(Records to use begins)
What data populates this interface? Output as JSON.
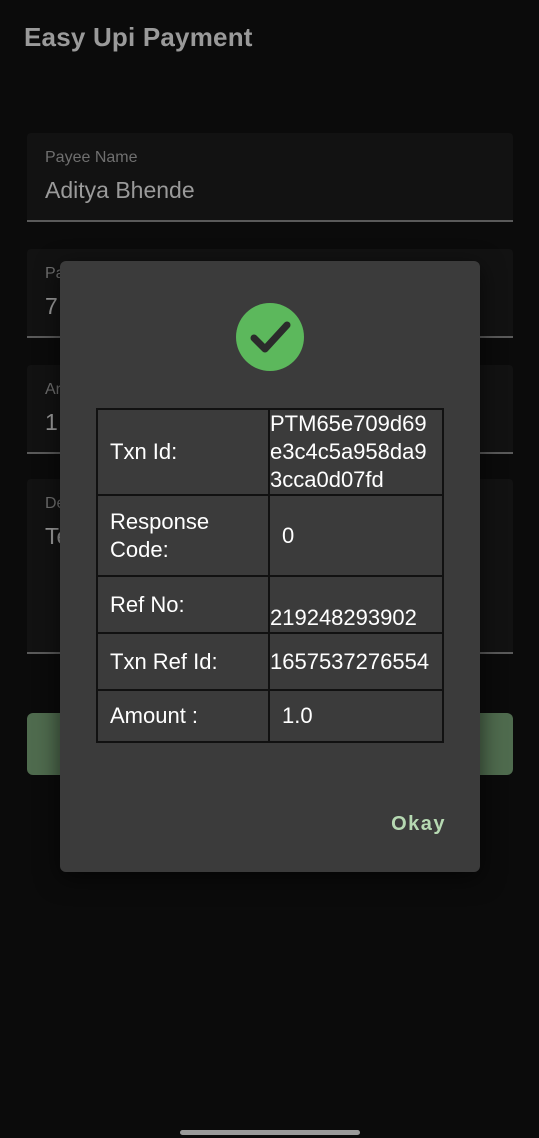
{
  "app": {
    "title": "Easy Upi Payment"
  },
  "form": {
    "payee_name_label": "Payee Name",
    "payee_name_value": "Aditya Bhende",
    "field2_label": "Pa",
    "field2_value": "7",
    "field3_label": "Ar",
    "field3_value": "1",
    "field4_label": "De",
    "field4_value": "Te"
  },
  "dialog": {
    "status_icon": "check-circle-icon",
    "rows": [
      {
        "key": "Txn Id:",
        "value": "PTM65e709d69e3c4c5a958da93cca0d07fd"
      },
      {
        "key": "Response Code:",
        "value": "0"
      },
      {
        "key": "Ref No:",
        "value": "219248293902"
      },
      {
        "key": "Txn Ref Id:",
        "value": "1657537276554"
      },
      {
        "key": "Amount :",
        "value": "1.0"
      }
    ],
    "okay_label": "Okay"
  },
  "colors": {
    "success": "#5cb85c",
    "button": "#4f6b4e",
    "accent_text": "#b6d9b2",
    "dialog_bg": "#3b3b3b"
  }
}
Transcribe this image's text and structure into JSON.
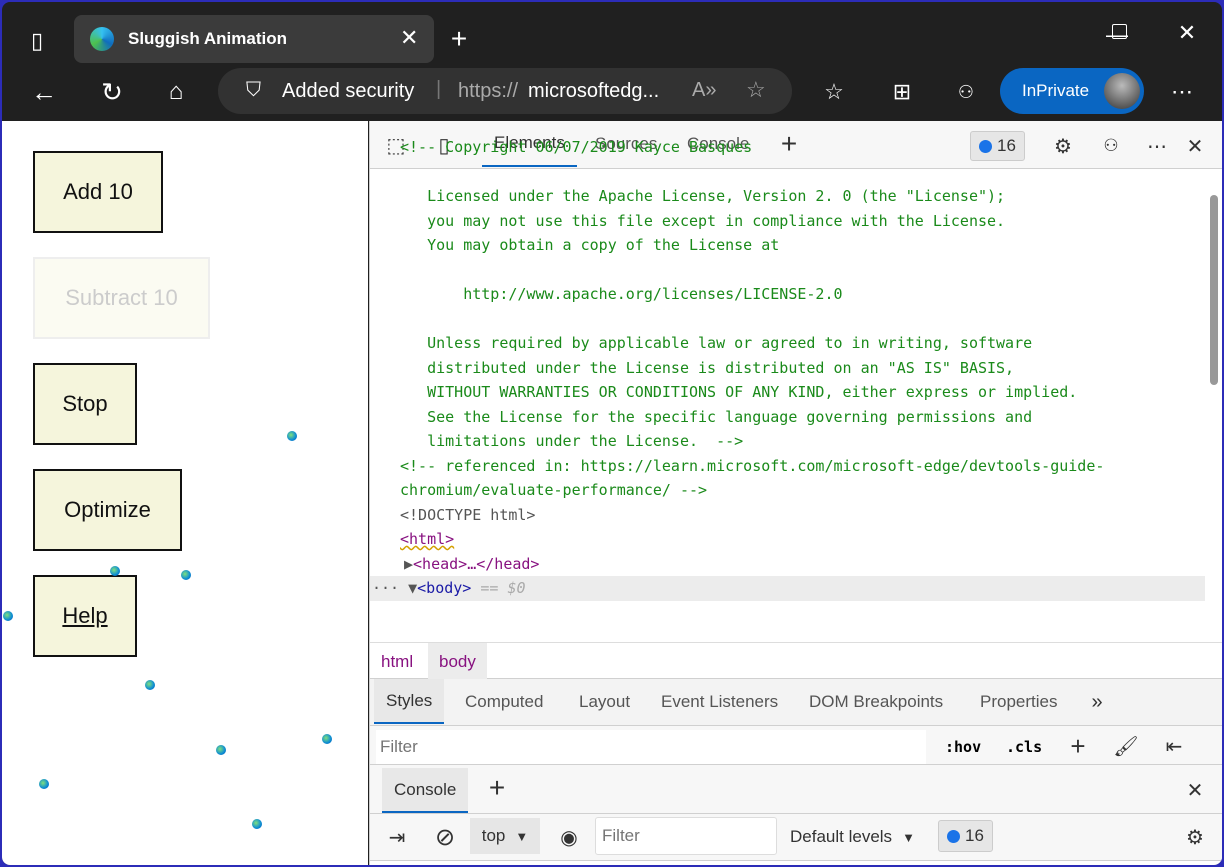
{
  "browser": {
    "tab_title": "Sluggish Animation",
    "address_security": "Added security",
    "url_prefix": "https://",
    "url_host": "microsoftedg...",
    "inprivate": "InPrivate"
  },
  "page": {
    "buttons": [
      {
        "label": "Add 10"
      },
      {
        "label": "Subtract 10",
        "disabled": true
      },
      {
        "label": "Stop"
      },
      {
        "label": "Optimize"
      },
      {
        "label": "Help",
        "link": true
      }
    ]
  },
  "devtools": {
    "tabs": [
      "Elements",
      "Sources",
      "Console"
    ],
    "issues_count": "16",
    "code_lines": [
      "<!-- Copyright 06/07/2019 Kayce Basques",
      "",
      "   Licensed under the Apache License, Version 2. 0 (the \"License\");",
      "   you may not use this file except in compliance with the License.",
      "   You may obtain a copy of the License at",
      "",
      "       http://www.apache.org/licenses/LICENSE-2.0",
      "",
      "   Unless required by applicable law or agreed to in writing, software",
      "   distributed under the License is distributed on an \"AS IS\" BASIS,",
      "   WITHOUT WARRANTIES OR CONDITIONS OF ANY KIND, either express or implied.",
      "   See the License for the specific language governing permissions and",
      "   limitations under the License.  -->",
      "<!-- referenced in: https://learn.microsoft.com/microsoft-edge/devtools-guide-",
      "chromium/evaluate-performance/ -->"
    ],
    "doctype": "<!DOCTYPE html>",
    "html_tag": "<html>",
    "head_tag": "<head>…</head>",
    "body_tag": "<body>",
    "body_suffix": "== $0",
    "breadcrumbs": [
      "html",
      "body"
    ],
    "style_tabs": [
      "Styles",
      "Computed",
      "Layout",
      "Event Listeners",
      "DOM Breakpoints",
      "Properties"
    ],
    "styles_filter_placeholder": "Filter",
    "hov": ":hov",
    "cls": ".cls",
    "drawer_tab": "Console",
    "console_context": "top",
    "console_filter_placeholder": "Filter",
    "levels": "Default levels",
    "console_issues": "16"
  }
}
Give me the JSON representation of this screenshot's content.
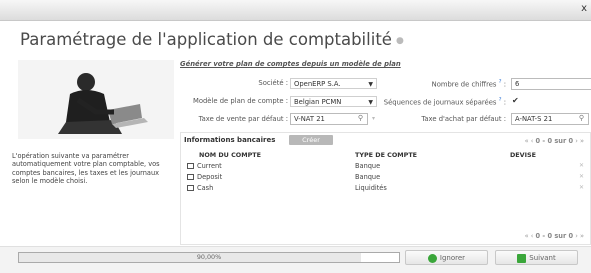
{
  "window": {
    "close_label": "x"
  },
  "page": {
    "title": "Paramétrage de l'application de comptabilité"
  },
  "intro": {
    "text": "L'opération suivante va paramétrer automatiquement votre plan comptable, vos comptes bancaires, les taxes et les journaux selon le modèle choisi."
  },
  "form": {
    "section_title": "Générer votre plan de comptes depuis un modèle de plan",
    "company": {
      "label": "Société :",
      "value": "OpenERP S.A."
    },
    "digits": {
      "label": "Nombre de chiffres",
      "qmark": "?",
      "colon": ":",
      "value": "6"
    },
    "chart_template": {
      "label": "Modèle de plan de compte :",
      "value": "Belgian PCMN"
    },
    "separate_sequences": {
      "label": "Séquences de journaux séparées",
      "qmark": "?",
      "colon": ":",
      "checked_glyph": "✔"
    },
    "sale_tax": {
      "label": "Taxe de vente par défaut :",
      "value": "V-NAT 21"
    },
    "purchase_tax": {
      "label": "Taxe d'achat par défaut :",
      "value": "A-NAT-S 21"
    }
  },
  "bank": {
    "title": "Informations bancaires",
    "create_label": "Créer",
    "pager_top": "0 - 0 sur 0",
    "pager_bottom": "0 - 0 sur 0",
    "columns": [
      "NOM DU COMPTE",
      "TYPE DE COMPTE",
      "DEVISE"
    ],
    "rows": [
      {
        "name": "Current",
        "type": "Banque",
        "currency": ""
      },
      {
        "name": "Deposit",
        "type": "Banque",
        "currency": ""
      },
      {
        "name": "Cash",
        "type": "Liquidités",
        "currency": ""
      }
    ]
  },
  "footer": {
    "progress_label": "90,00%",
    "progress_value": 0.9,
    "skip_label": "Ignorer",
    "next_label": "Suivant"
  },
  "colors": {
    "accent_green": "#3aa63a",
    "link_blue": "#3b7bd6"
  }
}
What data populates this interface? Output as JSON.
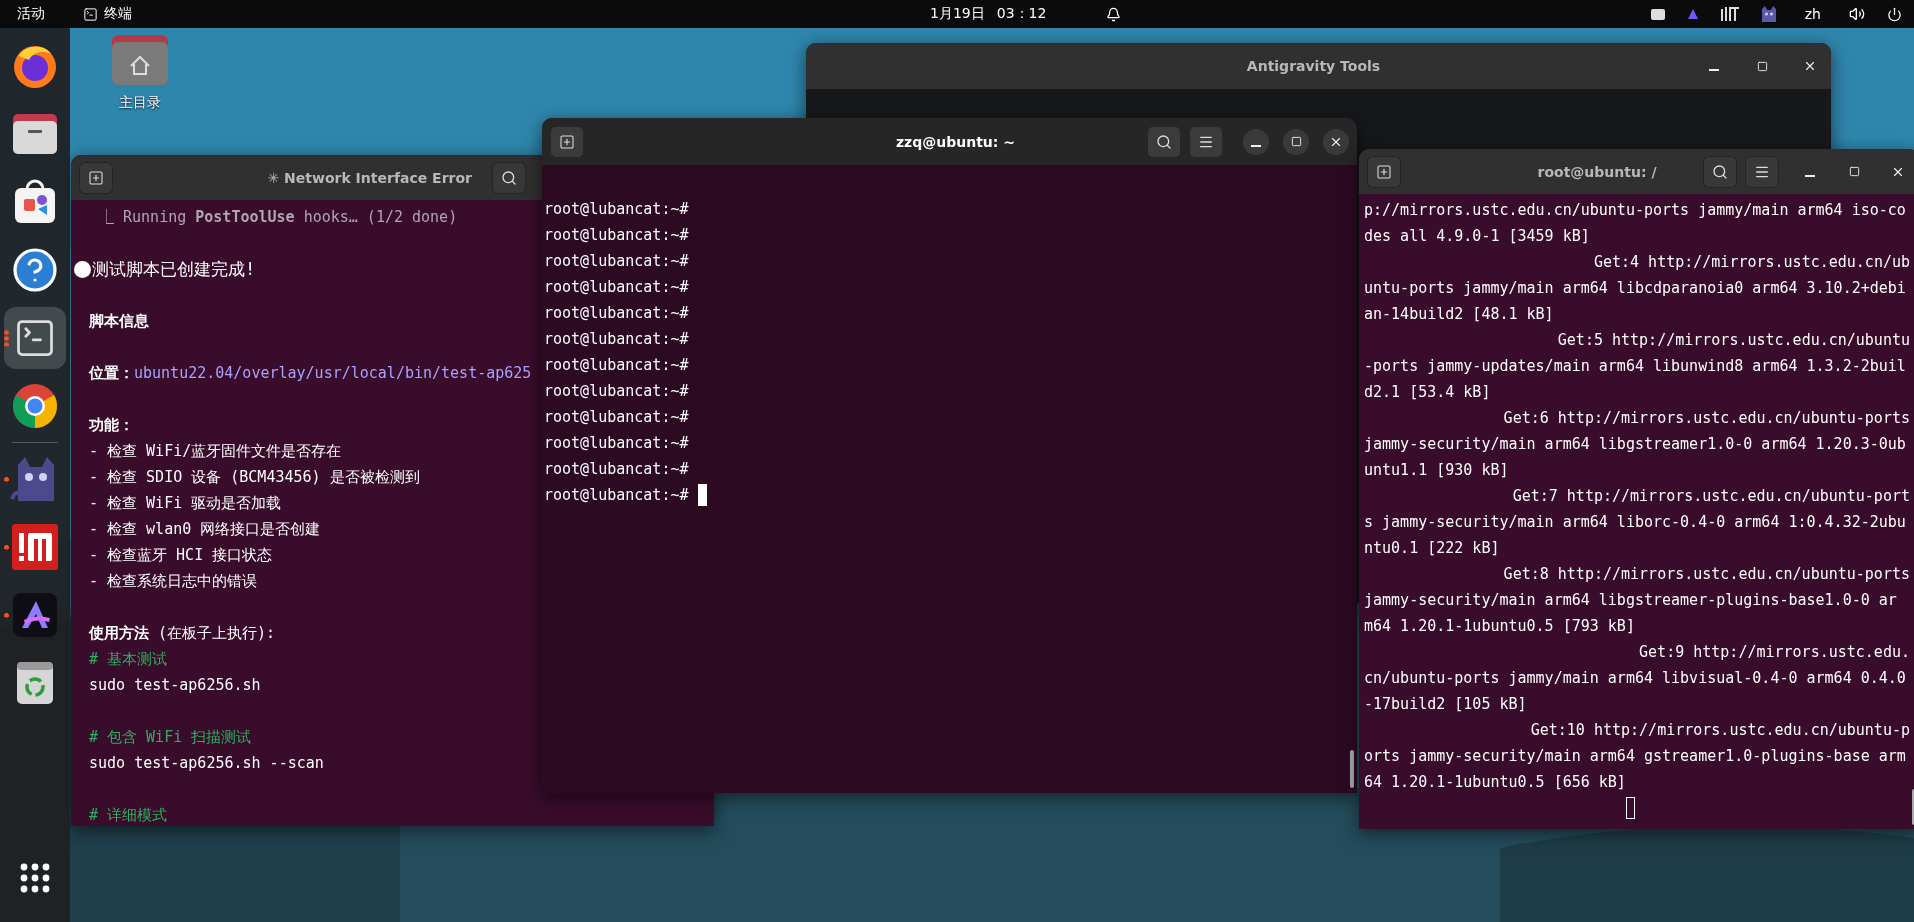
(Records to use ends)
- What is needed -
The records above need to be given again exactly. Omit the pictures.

- Task result -
What data populates this interface? Output as JSON.
{
  "app": {
    "title": "Easy Upi Payment"
  },
  "form": {
    "payee_name_label": "Payee Name",
    "payee_name_value": "Aditya Bhende",
    "field2_label": "Pa",
    "field2_value": "7",
    "field3_label": "Ar",
    "field3_value": "1",
    "field4_label": "De",
    "field4_value": "Te"
  },
  "dialog": {
    "status_icon": "check-circle-icon",
    "rows": [
      {
        "key": "Txn Id:",
        "value": "PTM65e709d69e3c4c5a958da93cca0d07fd"
      },
      {
        "key": "Response Code:",
        "value": "0"
      },
      {
        "key": "Ref No:",
        "value": "219248293902"
      },
      {
        "key": "Txn Ref Id:",
        "value": "1657537276554"
      },
      {
        "key": "Amount :",
        "value": "1.0"
      }
    ],
    "okay_label": "Okay"
  },
  "colors": {
    "success": "#5cb85c",
    "button": "#4f6b4e",
    "accent_text": "#b6d9b2",
    "dialog_bg": "#3b3b3b"
  }
}
Transcribe this image's text and structure into JSON.
{
  "browser": {
    "tab_title": "Sluggish Animation",
    "address_security": "Added security",
    "url_prefix": "https://",
    "url_host": "microsoftedg...",
    "inprivate": "InPrivate"
  },
  "page": {
    "buttons": [
      {
        "label": "Add 10"
      },
      {
        "label": "Subtract 10",
        "disabled": true
      },
      {
        "label": "Stop"
      },
      {
        "label": "Optimize"
      },
      {
        "label": "Help",
        "link": true
      }
    ]
  },
  "devtools": {
    "tabs": [
      "Elements",
      "Sources",
      "Console"
    ],
    "issues_count": "16",
    "code_lines": [
      "<!-- Copyright 06/07/2019 Kayce Basques",
      "",
      "   Licensed under the Apache License, Version 2. 0 (the \"License\");",
      "   you may not use this file except in compliance with the License.",
      "   You may obtain a copy of the License at",
      "",
      "       http://www.apache.org/licenses/LICENSE-2.0",
      "",
      "   Unless required by applicable law or agreed to in writing, software",
      "   distributed under the License is distributed on an \"AS IS\" BASIS,",
      "   WITHOUT WARRANTIES OR CONDITIONS OF ANY KIND, either express or implied.",
      "   See the License for the specific language governing permissions and",
      "   limitations under the License.  -->",
      "<!-- referenced in: https://learn.microsoft.com/microsoft-edge/devtools-guide-",
      "chromium/evaluate-performance/ -->"
    ],
    "doctype": "<!DOCTYPE html>",
    "html_tag": "<html>",
    "head_tag": "<head>…</head>",
    "body_tag": "<body>",
    "body_suffix": "== $0",
    "breadcrumbs": [
      "html",
      "body"
    ],
    "style_tabs": [
      "Styles",
      "Computed",
      "Layout",
      "Event Listeners",
      "DOM Breakpoints",
      "Properties"
    ],
    "styles_filter_placeholder": "Filter",
    "hov": ":hov",
    "cls": ".cls",
    "drawer_tab": "Console",
    "console_context": "top",
    "console_filter_placeholder": "Filter",
    "levels": "Default levels",
    "console_issues": "16"
  }
}
Give me the JSON representation of this screenshot's content.
{
  "window": {
    "close_label": "x"
  },
  "page": {
    "title": "Paramétrage de l'application de comptabilité"
  },
  "intro": {
    "text": "L'opération suivante va paramétrer automatiquement votre plan comptable, vos comptes bancaires, les taxes et les journaux selon le modèle choisi."
  },
  "form": {
    "section_title": "Générer votre plan de comptes depuis un modèle de plan",
    "company": {
      "label": "Société :",
      "value": "OpenERP S.A."
    },
    "digits": {
      "label": "Nombre de chiffres",
      "qmark": "?",
      "colon": ":",
      "value": "6"
    },
    "chart_template": {
      "label": "Modèle de plan de compte :",
      "value": "Belgian PCMN"
    },
    "separate_sequences": {
      "label": "Séquences de journaux séparées",
      "qmark": "?",
      "colon": ":",
      "checked_glyph": "✔"
    },
    "sale_tax": {
      "label": "Taxe de vente par défaut :",
      "value": "V-NAT 21"
    },
    "purchase_tax": {
      "label": "Taxe d'achat par défaut :",
      "value": "A-NAT-S 21"
    }
  },
  "bank": {
    "title": "Informations bancaires",
    "create_label": "Créer",
    "pager_top": "0 - 0 sur 0",
    "pager_bottom": "0 - 0 sur 0",
    "columns": [
      "NOM DU COMPTE",
      "TYPE DE COMPTE",
      "DEVISE"
    ],
    "rows": [
      {
        "name": "Current",
        "type": "Banque",
        "currency": ""
      },
      {
        "name": "Deposit",
        "type": "Banque",
        "currency": ""
      },
      {
        "name": "Cash",
        "type": "Liquidités",
        "currency": ""
      }
    ]
  },
  "footer": {
    "progress_label": "90,00%",
    "progress_value": 0.9,
    "skip_label": "Ignorer",
    "next_label": "Suivant"
  },
  "colors": {
    "accent_green": "#3aa63a",
    "link_blue": "#3b7bd6"
  }
}
What data populates this interface? Output as JSON.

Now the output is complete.